Last year Bowyer and Lieu reported finding evidence of a similar 900,000 öF gas in the Earth's nearest supercluster, the Virgo cluster some 60 million light years away. Though the finding was initially dismissed, a subsequent search through earlier observations of the cluster turned up corroborating evidence. The discovery of a similar gas in the Coma cluster adds even more evidence for the existence of a"cooler" gas in clusters of galaxies.
"The story has just switched from, 'the data are clearly wrong,' to 'no, it's right but unexplainable'," Bowyer says."It's now up to the theorists to explain where this gas comes from and where it's going."
If there is a large amount of cool matter in clusters, it would help clear up a major problem with these galactic groupings, that the visible mass is insufficient to keep the cluster from flying apart.
The fact that clusters don't fly apart suggests that some invisible mass, termed cold dark matter, comprises 80-90 percent of most clusters. The debate still rages over whether this dark matter is composed of MACHOs -- massive compact halo objects such as dim and dying stars -- or bizarre and fanciful elementary particles called WIMPs -- weakly interacting massive particles.
"We have on one hand a gravitational mass problem, because we need a lot of mass to make the cluster a bound system," Lieu says."On the other hand, we have an EUV-emitting gas constantly cooling. Both suggest lots of cold matter, and our evidence suggests that a fair amount of it may well be in the form of normal baryonic matter. Perhaps all the missing mass is there in the form of ordinary matter, and we just haven't looked hard enough."

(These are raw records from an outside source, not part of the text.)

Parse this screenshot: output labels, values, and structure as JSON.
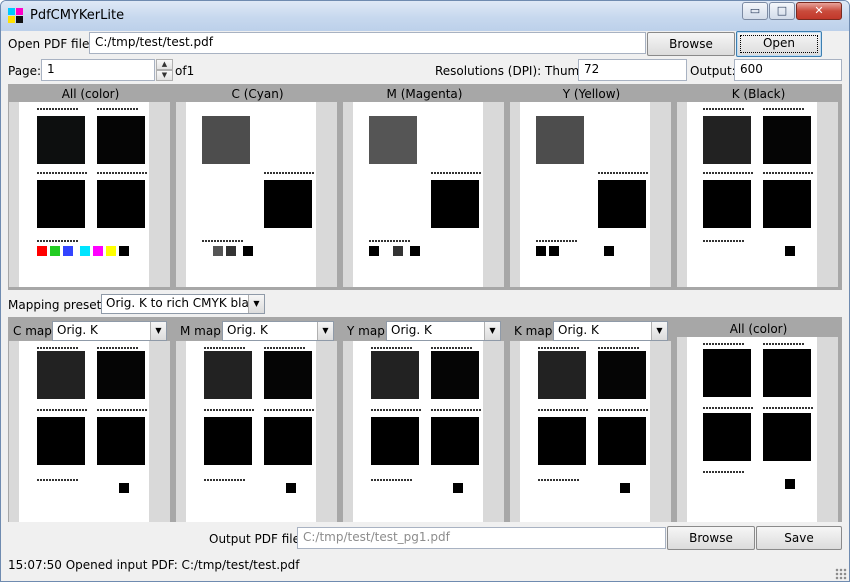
{
  "window": {
    "title": "PdfCMYKerLite"
  },
  "titlebar_buttons": {
    "minimize": "▭",
    "maximize": "□",
    "close": "✕"
  },
  "open": {
    "label": "Open PDF file:",
    "path": "C:/tmp/test/test.pdf",
    "browse_label": "Browse",
    "open_label": "Open"
  },
  "page": {
    "label": "Page:",
    "value": "1",
    "of_label": "of1"
  },
  "resolution": {
    "label": "Resolutions (DPI): Thumb:",
    "thumb_value": "72",
    "output_label": "Output:",
    "output_value": "600"
  },
  "separations": {
    "titles": [
      "All (color)",
      "C (Cyan)",
      "M (Magenta)",
      "Y (Yellow)",
      "K (Black)"
    ]
  },
  "mapping": {
    "preset_label": "Mapping preset:",
    "preset_value": "Orig. K to rich CMYK black",
    "maps": [
      {
        "label": "C map:",
        "value": "Orig. K"
      },
      {
        "label": "M map:",
        "value": "Orig. K"
      },
      {
        "label": "Y map:",
        "value": "Orig. K"
      },
      {
        "label": "K map:",
        "value": "Orig. K"
      }
    ],
    "result_title": "All (color)"
  },
  "output": {
    "label": "Output PDF file:",
    "placeholder": "C:/tmp/test/test_pg1.pdf",
    "browse_label": "Browse",
    "save_label": "Save"
  },
  "status": {
    "text": "15:07:50 Opened input PDF: C:/tmp/test/test.pdf"
  },
  "icons": {
    "spin_up": "▲",
    "spin_down": "▼",
    "dropdown": "▼"
  },
  "colors": {
    "title_grad_top": "#dfe9f6",
    "preview_bg": "#a7a7a7",
    "swatches": [
      "#ff0000",
      "#22cc22",
      "#3344ff",
      "#00e5ff",
      "#ff00ff",
      "#ffff00",
      "#000000"
    ]
  }
}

In fact, the EUV Explorer satellite saw the emissions in a new window on the universe, the extreme ultraviolet. The next step, Lieu says, is to determine whether most or all clusters of galaxies emit EUV like Coma and Virgo, and whether they typically are enveloped in cooler gas. Among coauthors of the Coma paper is Chorng-yuan Hwang of the Center for EUV Astrophysics.